THE BLOG
09/25/2014 03:51 pm ET Updated Nov 25, 2014

Headed to the Hospital? 5 Things to Know Before You Go

Sometimes a trip to the hospital comes as an unexpected surprise and other times it is planned. Either way, there are several things you should know about your kidneys before your hospital visit. Being an informed and empowered patient can go a long way when it comes to your overall health and the health of your kidneys, especially in the hospital setting.

Acute kidney injury (AKI) is a serious and common complication of hospitalization, resulting in an abrupt decrease in kidney function. Major causes of AKI include burns, shock, drug toxicity, sepsis, severe diarrhea and exposure to intravenous contrast dyes used in imaging procedures. AKI has been reported in one in five hospital admissions, and there are 35 million people discharged from hospitals each year.

While these numbers may seem daunting, the good news is that, unlike some conditions closely associated with hospitals, such as MRSA, there's actually a whole lot you can do to protect your kidneys. While you may or may not know when you will next enter the hospital, there are certain kidney questions everyone should ask before a hospital stay. Here are five to consider:

  1. Am I taking any medications (including over-the counter medications)? Virtually all drugs have to be dosed on the basis of knowing your kidney function, so as your kidney function declines, doses of antibiotics, pain medication and anesthetics (just to name a few) may need to be adjusted. If you have been taking any non-steroidal anti-inflammatory drugs (NSAIDs), such as Motrin, Ibuprofen, Advil, Aleve, or Naprosyn, you must disclose them to your admitting and treating physician. These drugs can lead to complications of kidney disease, bleeding, fluid retention, high blood pressure, stomach ulcers, and wound complications. You should stop these medications prior to coming to the hospital. In addition, while aspirin seems to have little effect on the kidneys, taking aspirin prior to a surgical procedure can result in post-surgical complications, including bleeding. Diuretic or blood pressure medications should also be discussed to determine if these medications should be taken prior to admission. These medications can lead to kidney and blood pressure complications after hospital admission and you should make your physician aware of any diuretics and blood pressure medications that you are taking. Doses may be stopped or adjusted while you are in the hospital.
  2. What is my glomerular filtration rate (GFR)? You may be thinking, my GF-what? The GFR is an important number to know because it is the best estimate of your level of kidney function. This number reflects the rate by which your kidneys are removing wastes from your blood and is easy to calculate with a simple blood test for serum creatinine. This is then used to calculate your eGFR. Because blood testing is commonly done prior to hospitalization or upon admission, be sure to check your lab work or ask your health care team about this test.
  3. Will any radiology or catheterization procedures be done?
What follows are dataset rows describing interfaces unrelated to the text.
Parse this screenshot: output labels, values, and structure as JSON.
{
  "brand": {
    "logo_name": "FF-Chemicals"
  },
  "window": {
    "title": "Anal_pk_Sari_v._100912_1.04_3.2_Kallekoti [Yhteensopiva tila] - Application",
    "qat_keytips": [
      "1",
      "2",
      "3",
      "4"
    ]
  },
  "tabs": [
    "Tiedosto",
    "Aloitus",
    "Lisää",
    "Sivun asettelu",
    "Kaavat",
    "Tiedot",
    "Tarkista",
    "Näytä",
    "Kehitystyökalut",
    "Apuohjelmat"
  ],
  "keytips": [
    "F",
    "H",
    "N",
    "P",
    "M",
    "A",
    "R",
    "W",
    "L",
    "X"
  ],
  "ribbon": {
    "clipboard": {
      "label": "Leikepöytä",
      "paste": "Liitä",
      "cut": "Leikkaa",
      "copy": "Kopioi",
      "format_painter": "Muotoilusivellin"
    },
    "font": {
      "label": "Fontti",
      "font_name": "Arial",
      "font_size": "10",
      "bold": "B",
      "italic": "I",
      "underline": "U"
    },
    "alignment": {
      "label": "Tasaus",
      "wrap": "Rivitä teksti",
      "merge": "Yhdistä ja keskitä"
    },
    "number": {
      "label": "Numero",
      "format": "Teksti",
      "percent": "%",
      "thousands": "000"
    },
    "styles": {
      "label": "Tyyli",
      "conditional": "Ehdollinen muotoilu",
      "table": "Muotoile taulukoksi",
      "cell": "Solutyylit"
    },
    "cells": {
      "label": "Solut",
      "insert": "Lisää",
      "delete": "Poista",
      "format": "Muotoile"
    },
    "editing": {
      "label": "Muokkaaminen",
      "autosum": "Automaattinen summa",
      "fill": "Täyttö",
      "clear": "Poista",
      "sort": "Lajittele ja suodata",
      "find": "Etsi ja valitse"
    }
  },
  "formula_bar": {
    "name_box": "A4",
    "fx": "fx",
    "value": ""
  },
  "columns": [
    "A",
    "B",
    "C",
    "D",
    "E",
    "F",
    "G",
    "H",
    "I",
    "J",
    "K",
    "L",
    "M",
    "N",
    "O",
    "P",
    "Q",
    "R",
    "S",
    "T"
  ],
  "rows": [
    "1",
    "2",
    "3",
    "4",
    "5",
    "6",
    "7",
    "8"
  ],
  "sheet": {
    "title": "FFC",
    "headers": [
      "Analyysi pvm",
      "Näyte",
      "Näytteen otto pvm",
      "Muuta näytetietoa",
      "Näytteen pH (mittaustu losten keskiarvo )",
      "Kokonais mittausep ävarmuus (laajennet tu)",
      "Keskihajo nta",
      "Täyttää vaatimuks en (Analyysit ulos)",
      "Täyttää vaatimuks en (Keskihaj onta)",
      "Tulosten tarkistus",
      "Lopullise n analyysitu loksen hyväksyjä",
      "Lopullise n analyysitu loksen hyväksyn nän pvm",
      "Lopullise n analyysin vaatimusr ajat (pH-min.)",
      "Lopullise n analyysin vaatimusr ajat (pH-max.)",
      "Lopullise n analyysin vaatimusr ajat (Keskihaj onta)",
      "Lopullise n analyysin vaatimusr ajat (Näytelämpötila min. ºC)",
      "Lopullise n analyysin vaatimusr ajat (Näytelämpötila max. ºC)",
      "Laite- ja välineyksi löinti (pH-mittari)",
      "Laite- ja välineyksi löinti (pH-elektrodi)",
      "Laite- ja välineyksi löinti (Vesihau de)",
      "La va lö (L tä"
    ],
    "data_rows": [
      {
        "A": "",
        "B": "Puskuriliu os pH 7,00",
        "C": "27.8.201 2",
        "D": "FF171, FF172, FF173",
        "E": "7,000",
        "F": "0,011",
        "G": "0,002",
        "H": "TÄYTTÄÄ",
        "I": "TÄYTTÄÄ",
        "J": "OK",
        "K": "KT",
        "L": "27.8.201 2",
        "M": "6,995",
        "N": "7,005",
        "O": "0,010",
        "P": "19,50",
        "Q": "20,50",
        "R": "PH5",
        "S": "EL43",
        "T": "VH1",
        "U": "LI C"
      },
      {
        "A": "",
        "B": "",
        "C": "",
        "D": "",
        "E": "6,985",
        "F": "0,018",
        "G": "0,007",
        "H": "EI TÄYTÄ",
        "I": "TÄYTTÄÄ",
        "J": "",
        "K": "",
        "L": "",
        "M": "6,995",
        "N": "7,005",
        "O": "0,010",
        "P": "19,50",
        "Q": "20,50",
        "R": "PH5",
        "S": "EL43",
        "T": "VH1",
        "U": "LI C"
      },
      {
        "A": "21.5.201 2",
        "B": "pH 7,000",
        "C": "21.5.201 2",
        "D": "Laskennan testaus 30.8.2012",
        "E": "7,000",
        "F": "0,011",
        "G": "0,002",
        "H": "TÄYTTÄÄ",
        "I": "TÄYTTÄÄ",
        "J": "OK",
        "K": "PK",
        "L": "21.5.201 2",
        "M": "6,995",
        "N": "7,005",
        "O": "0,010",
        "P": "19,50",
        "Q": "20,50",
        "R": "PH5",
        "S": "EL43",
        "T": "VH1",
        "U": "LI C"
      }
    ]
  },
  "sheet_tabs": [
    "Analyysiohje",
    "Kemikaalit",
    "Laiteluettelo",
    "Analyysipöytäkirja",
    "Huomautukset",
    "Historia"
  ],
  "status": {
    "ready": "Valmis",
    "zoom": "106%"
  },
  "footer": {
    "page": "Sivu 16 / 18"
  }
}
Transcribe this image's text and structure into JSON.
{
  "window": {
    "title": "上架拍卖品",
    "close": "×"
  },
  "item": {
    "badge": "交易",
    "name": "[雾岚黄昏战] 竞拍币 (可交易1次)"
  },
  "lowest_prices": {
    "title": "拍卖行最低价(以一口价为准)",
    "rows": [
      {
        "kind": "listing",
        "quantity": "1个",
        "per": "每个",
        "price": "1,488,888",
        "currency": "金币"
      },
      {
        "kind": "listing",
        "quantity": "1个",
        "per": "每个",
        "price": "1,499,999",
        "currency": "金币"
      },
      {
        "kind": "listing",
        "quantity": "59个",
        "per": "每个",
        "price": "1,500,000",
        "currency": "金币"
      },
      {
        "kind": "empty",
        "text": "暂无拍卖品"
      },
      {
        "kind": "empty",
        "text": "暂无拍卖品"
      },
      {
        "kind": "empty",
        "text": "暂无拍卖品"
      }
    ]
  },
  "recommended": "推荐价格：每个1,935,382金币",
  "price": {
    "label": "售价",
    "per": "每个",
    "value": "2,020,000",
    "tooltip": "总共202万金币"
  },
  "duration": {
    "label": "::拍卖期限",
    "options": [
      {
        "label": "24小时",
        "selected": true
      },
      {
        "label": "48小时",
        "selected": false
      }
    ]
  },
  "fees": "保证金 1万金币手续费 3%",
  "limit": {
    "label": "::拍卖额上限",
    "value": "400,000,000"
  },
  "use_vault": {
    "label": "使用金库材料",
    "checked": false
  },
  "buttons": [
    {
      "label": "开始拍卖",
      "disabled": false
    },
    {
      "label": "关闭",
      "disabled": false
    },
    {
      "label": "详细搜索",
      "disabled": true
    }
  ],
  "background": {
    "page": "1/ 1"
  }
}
The dye that is used in many radiology and catheterization procedures can injure the kidneys. You and your treating physicians need to know your GFR before undergoing these procedures.
  4. Do I have urination or prostate problems? One of the most common complications of being hospitalized is an inability to pass urine. This is known as urinary retention. If you have difficulties passing urine or get up frequently at night, let your physician know. Bladder infections should also be diagnosed prior to hospitalization in order to prevent problems with infections complicating your hospital stay. If you are going to have surgery, you should have a urinalysis prior to any hospitalization and any test abnormalities should be addressed before surgery is performed.
  5. Do I or any of my family members have a history of kidney disease or anesthetic complications? Family histories of kidney disease or complications due to anesthesia place you at greater risk for developing AKI in the hospital. Dye tests and kidney toxic drugs may be commonly used in the hospital and you should make your physicians and anesthesiologist aware of any family history. If you have experienced acute kidney injury in the past during a hospitalization, bring it to your physician's attention.

Hospitals should be places of safe health care delivery and recovery from acute or chronic illness. You should also be a smart patient. Take inventory of your kidney health prior to coming to the hospital and share these answers with your health care practitioner so that they are reflected in your medical records. Learn more about acute kidney injury and the National Kidney Foundation by visiting www.kidney.org.